Scientists discover how plants breathe – and how humans shaped their 'lungs'

Scientists discover how plants breathe and how humans shaped their ‘lungs’

Botanists have known since the 19th century that leaves have pores – called stomata – and contain an intricate internal network of air channels. But until now it wasn’t understood how those channels form in the right places in order to provide a steady flow of CO2 to every plant cell.

The new study, led by scientists at the University of Sheffield’s Institute for Sustainable Food and published in Nature Communications, used genetic manipulation techniques to reveal that the more stomata a leaf has, the more airspace it forms. The channels act like bronchioles – the tiny passages that carry air to the exchange surfaces of human and animal lungs.

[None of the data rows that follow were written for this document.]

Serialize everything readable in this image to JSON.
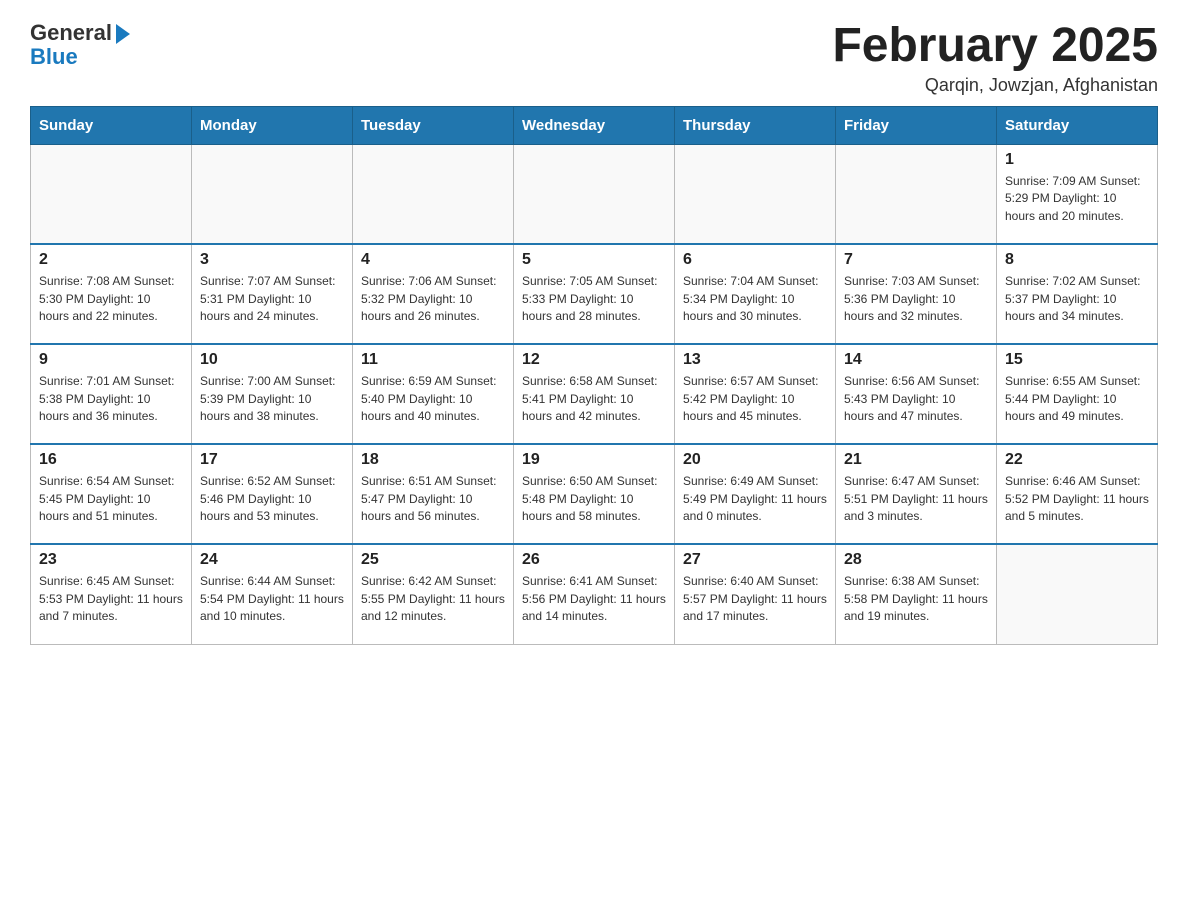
{
  "header": {
    "logo_general": "General",
    "logo_blue": "Blue",
    "month_title": "February 2025",
    "location": "Qarqin, Jowzjan, Afghanistan"
  },
  "calendar": {
    "days_of_week": [
      "Sunday",
      "Monday",
      "Tuesday",
      "Wednesday",
      "Thursday",
      "Friday",
      "Saturday"
    ],
    "weeks": [
      [
        {
          "day": "",
          "info": ""
        },
        {
          "day": "",
          "info": ""
        },
        {
          "day": "",
          "info": ""
        },
        {
          "day": "",
          "info": ""
        },
        {
          "day": "",
          "info": ""
        },
        {
          "day": "",
          "info": ""
        },
        {
          "day": "1",
          "info": "Sunrise: 7:09 AM\nSunset: 5:29 PM\nDaylight: 10 hours and 20 minutes."
        }
      ],
      [
        {
          "day": "2",
          "info": "Sunrise: 7:08 AM\nSunset: 5:30 PM\nDaylight: 10 hours and 22 minutes."
        },
        {
          "day": "3",
          "info": "Sunrise: 7:07 AM\nSunset: 5:31 PM\nDaylight: 10 hours and 24 minutes."
        },
        {
          "day": "4",
          "info": "Sunrise: 7:06 AM\nSunset: 5:32 PM\nDaylight: 10 hours and 26 minutes."
        },
        {
          "day": "5",
          "info": "Sunrise: 7:05 AM\nSunset: 5:33 PM\nDaylight: 10 hours and 28 minutes."
        },
        {
          "day": "6",
          "info": "Sunrise: 7:04 AM\nSunset: 5:34 PM\nDaylight: 10 hours and 30 minutes."
        },
        {
          "day": "7",
          "info": "Sunrise: 7:03 AM\nSunset: 5:36 PM\nDaylight: 10 hours and 32 minutes."
        },
        {
          "day": "8",
          "info": "Sunrise: 7:02 AM\nSunset: 5:37 PM\nDaylight: 10 hours and 34 minutes."
        }
      ],
      [
        {
          "day": "9",
          "info": "Sunrise: 7:01 AM\nSunset: 5:38 PM\nDaylight: 10 hours and 36 minutes."
        },
        {
          "day": "10",
          "info": "Sunrise: 7:00 AM\nSunset: 5:39 PM\nDaylight: 10 hours and 38 minutes."
        },
        {
          "day": "11",
          "info": "Sunrise: 6:59 AM\nSunset: 5:40 PM\nDaylight: 10 hours and 40 minutes."
        },
        {
          "day": "12",
          "info": "Sunrise: 6:58 AM\nSunset: 5:41 PM\nDaylight: 10 hours and 42 minutes."
        },
        {
          "day": "13",
          "info": "Sunrise: 6:57 AM\nSunset: 5:42 PM\nDaylight: 10 hours and 45 minutes."
        },
        {
          "day": "14",
          "info": "Sunrise: 6:56 AM\nSunset: 5:43 PM\nDaylight: 10 hours and 47 minutes."
        },
        {
          "day": "15",
          "info": "Sunrise: 6:55 AM\nSunset: 5:44 PM\nDaylight: 10 hours and 49 minutes."
        }
      ],
      [
        {
          "day": "16",
          "info": "Sunrise: 6:54 AM\nSunset: 5:45 PM\nDaylight: 10 hours and 51 minutes."
        },
        {
          "day": "17",
          "info": "Sunrise: 6:52 AM\nSunset: 5:46 PM\nDaylight: 10 hours and 53 minutes."
        },
        {
          "day": "18",
          "info": "Sunrise: 6:51 AM\nSunset: 5:47 PM\nDaylight: 10 hours and 56 minutes."
        },
        {
          "day": "19",
          "info": "Sunrise: 6:50 AM\nSunset: 5:48 PM\nDaylight: 10 hours and 58 minutes."
        },
        {
          "day": "20",
          "info": "Sunrise: 6:49 AM\nSunset: 5:49 PM\nDaylight: 11 hours and 0 minutes."
        },
        {
          "day": "21",
          "info": "Sunrise: 6:47 AM\nSunset: 5:51 PM\nDaylight: 11 hours and 3 minutes."
        },
        {
          "day": "22",
          "info": "Sunrise: 6:46 AM\nSunset: 5:52 PM\nDaylight: 11 hours and 5 minutes."
        }
      ],
      [
        {
          "day": "23",
          "info": "Sunrise: 6:45 AM\nSunset: 5:53 PM\nDaylight: 11 hours and 7 minutes."
        },
        {
          "day": "24",
          "info": "Sunrise: 6:44 AM\nSunset: 5:54 PM\nDaylight: 11 hours and 10 minutes."
        },
        {
          "day": "25",
          "info": "Sunrise: 6:42 AM\nSunset: 5:55 PM\nDaylight: 11 hours and 12 minutes."
        },
        {
          "day": "26",
          "info": "Sunrise: 6:41 AM\nSunset: 5:56 PM\nDaylight: 11 hours and 14 minutes."
        },
        {
          "day": "27",
          "info": "Sunrise: 6:40 AM\nSunset: 5:57 PM\nDaylight: 11 hours and 17 minutes."
        },
        {
          "day": "28",
          "info": "Sunrise: 6:38 AM\nSunset: 5:58 PM\nDaylight: 11 hours and 19 minutes."
        },
        {
          "day": "",
          "info": ""
        }
      ]
    ]
  }
}
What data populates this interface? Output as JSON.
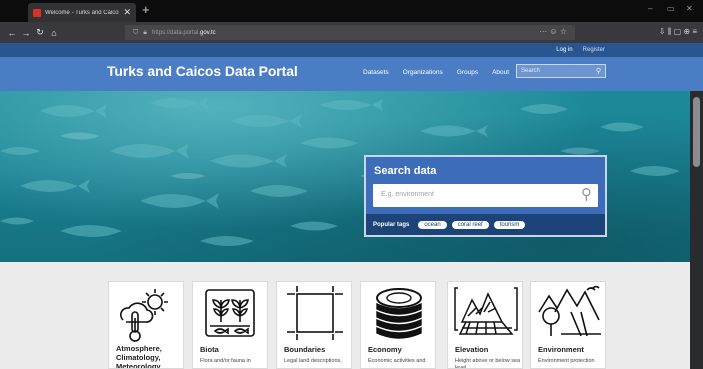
{
  "browser": {
    "tab_title": "Welcome - Turks and Caicos D",
    "tab_close": "✕",
    "new_tab": "+",
    "url_prefix": "https://data.portal.",
    "url_domain": "gov.tc",
    "url_actions": "··· ☺ ☆",
    "toolbar_icons": "⇩ ⫼ ▢ ⊕ ≡",
    "window_controls": [
      "–",
      "▭",
      "✕"
    ]
  },
  "account": {
    "login": "Log in",
    "register": "Register"
  },
  "site": {
    "title": "Turks and Caicos Data Portal",
    "nav": [
      "Datasets",
      "Organizations",
      "Groups",
      "About"
    ],
    "search_placeholder": "Search"
  },
  "hero": {
    "search_title": "Search data",
    "search_placeholder": "E.g. environment",
    "popular_label": "Popular tags",
    "tags": [
      "ocean",
      "coral reef",
      "tourism"
    ]
  },
  "groups": [
    {
      "title": "Atmosphere, Climatology, Meteorology",
      "desc": "",
      "icon": "weather-thermometer-icon"
    },
    {
      "title": "Biota",
      "desc": "Flora and/or fauna in",
      "icon": "plants-fish-icon"
    },
    {
      "title": "Boundaries",
      "desc": "Legal land descriptions,",
      "icon": "boundary-square-icon"
    },
    {
      "title": "Economy",
      "desc": "Economic activities and",
      "icon": "coin-stack-icon"
    },
    {
      "title": "Elevation",
      "desc": "Height above or below sea level",
      "icon": "elevation-mountain-icon"
    },
    {
      "title": "Environment",
      "desc": "Environment protection",
      "icon": "environment-tree-icon"
    }
  ],
  "colors": {
    "brand": "#4a7dc4",
    "brand_dark": "#295590",
    "hero_water": "#1a8193",
    "tag_strip": "#1c4478"
  }
}
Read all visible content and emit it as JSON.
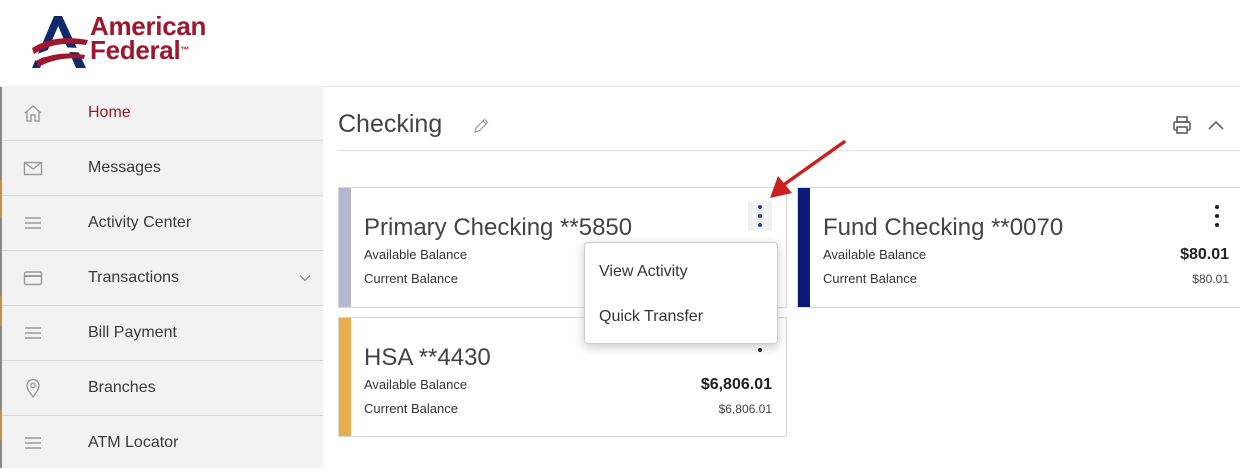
{
  "brand": {
    "line1": "American",
    "line2": "Federal",
    "tm": "™",
    "color_primary": "#a0162c",
    "color_navy": "#0d2a6b"
  },
  "sidebar": {
    "items": [
      {
        "label": "Home",
        "icon": "home-icon",
        "active": true
      },
      {
        "label": "Messages",
        "icon": "envelope-icon"
      },
      {
        "label": "Activity Center",
        "icon": "menu-lines-icon"
      },
      {
        "label": "Transactions",
        "icon": "card-icon",
        "has_caret": true
      },
      {
        "label": "Bill Payment",
        "icon": "menu-lines-icon"
      },
      {
        "label": "Branches",
        "icon": "map-pin-icon"
      },
      {
        "label": "ATM Locator",
        "icon": "menu-lines-icon"
      }
    ]
  },
  "main": {
    "section_title": "Checking",
    "accounts": [
      {
        "name": "Primary Checking **5850",
        "available_label": "Available Balance",
        "current_label": "Current Balance",
        "bar_color": "#b5b8cf"
      },
      {
        "name": "Fund Checking **0070",
        "available_label": "Available Balance",
        "available_value": "$80.01",
        "current_label": "Current Balance",
        "current_value": "$80.01",
        "bar_color": "#0a1a7a"
      },
      {
        "name": "HSA **4430",
        "available_label": "Available Balance",
        "available_value": "$6,806.01",
        "current_label": "Current Balance",
        "current_value": "$6,806.01",
        "bar_color": "#e8ad4c"
      }
    ],
    "context_menu": {
      "items": [
        "View Activity",
        "Quick Transfer"
      ]
    }
  },
  "annotation_color": "#cc1f1f",
  "kebab_color_active": "#1f3ea8"
}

In collaboration with colleagues at the University of Nottingham and Lancaster University, they showed that the movement of CO2 through the pores most likely determines the shape and scale of the air channel network.

This major discovery shows that the movement of air through leaves shapes their internal workings – which has implications for the way we think about evolution in plants.

Professor Andrew Fleming

Institute for Sustainable Food at the University of Sheffield

The discovery marks a major step forward in our understanding of the internal structure of a leaf, and how the function of tissues can influence how they develop – which could have ramifications beyond plant biology, in fields such as evolutionary biology.

The study also shows that wheat plants have been bred by generations of people to have fewer pores on their leaves and fewer air channels, which makes their leaves more dense and allows them to be grown with less water.

This new insight highlights the potential for scientists to make staple crops like wheat even more water-efficient by altering the internal structure of their leaves. This approach is being pioneered by other scientists at the Institute for Sustainable Food, who have developed climate-ready rice and wheat which can survive extreme drought conditions.

Professor Andrew Fleming from the Institute for Sustainable Food at the University of Sheffield said: “Until now, the way plants form their intricate patterns of air channels has remained surprisingly mysterious to plant scientists.

“This major discovery shows that the movement of air through leaves shapes their internal workings – which has implications for the way we think about evolution in plants.

“The fact that humans have already inadvertently influenced the way plants breathe by breeding wheat that uses less water suggests we could target these air channel networks to develop crops that can survive the more extreme droughts we expect to see with climate breakdown.”

Dr Marjorie Lundgren, Leverhulme Early Career Fellow at Lancaster University, said: “Scientists have suspected for a long time that the development of stomata and the development of air spaces within a leaf are coordinated. However, we weren’t really sure which drove the other. So this started as a ‘what came first, the chicken or the egg?’ question.

“Using a clever set of experiments involving X-ray CT image analyses, our collaborative team answered these questions using species with very different leaf structures. While we show that the development of stomata initiates the expansion of air spaces, we took it one step further to show that the stomata actually need to be exchanging gases in order for the air spaces to expand. This paints a much more interesting story, linked to physiology.”

The X-ray imaging work was undertaken at the Hounsfield Facility at the University of Nottingham. The Director of the Facility, Professor Sacha Mooney, said: “Until recently the application of X-ray CT, or CAT scanning, in plant sciences has mainly been focused on visualising the hidden half of the plant – the roots – as they grow in soil.

“Working with our partners in Sheffield we have now developed the technique to visualize the cellular structure of a plant leaf in 3D – allowing us to see how the complex network of air spaces inside the leaf controls its behavior. It’s very exciting.”

Materials provided by the University of Sheffield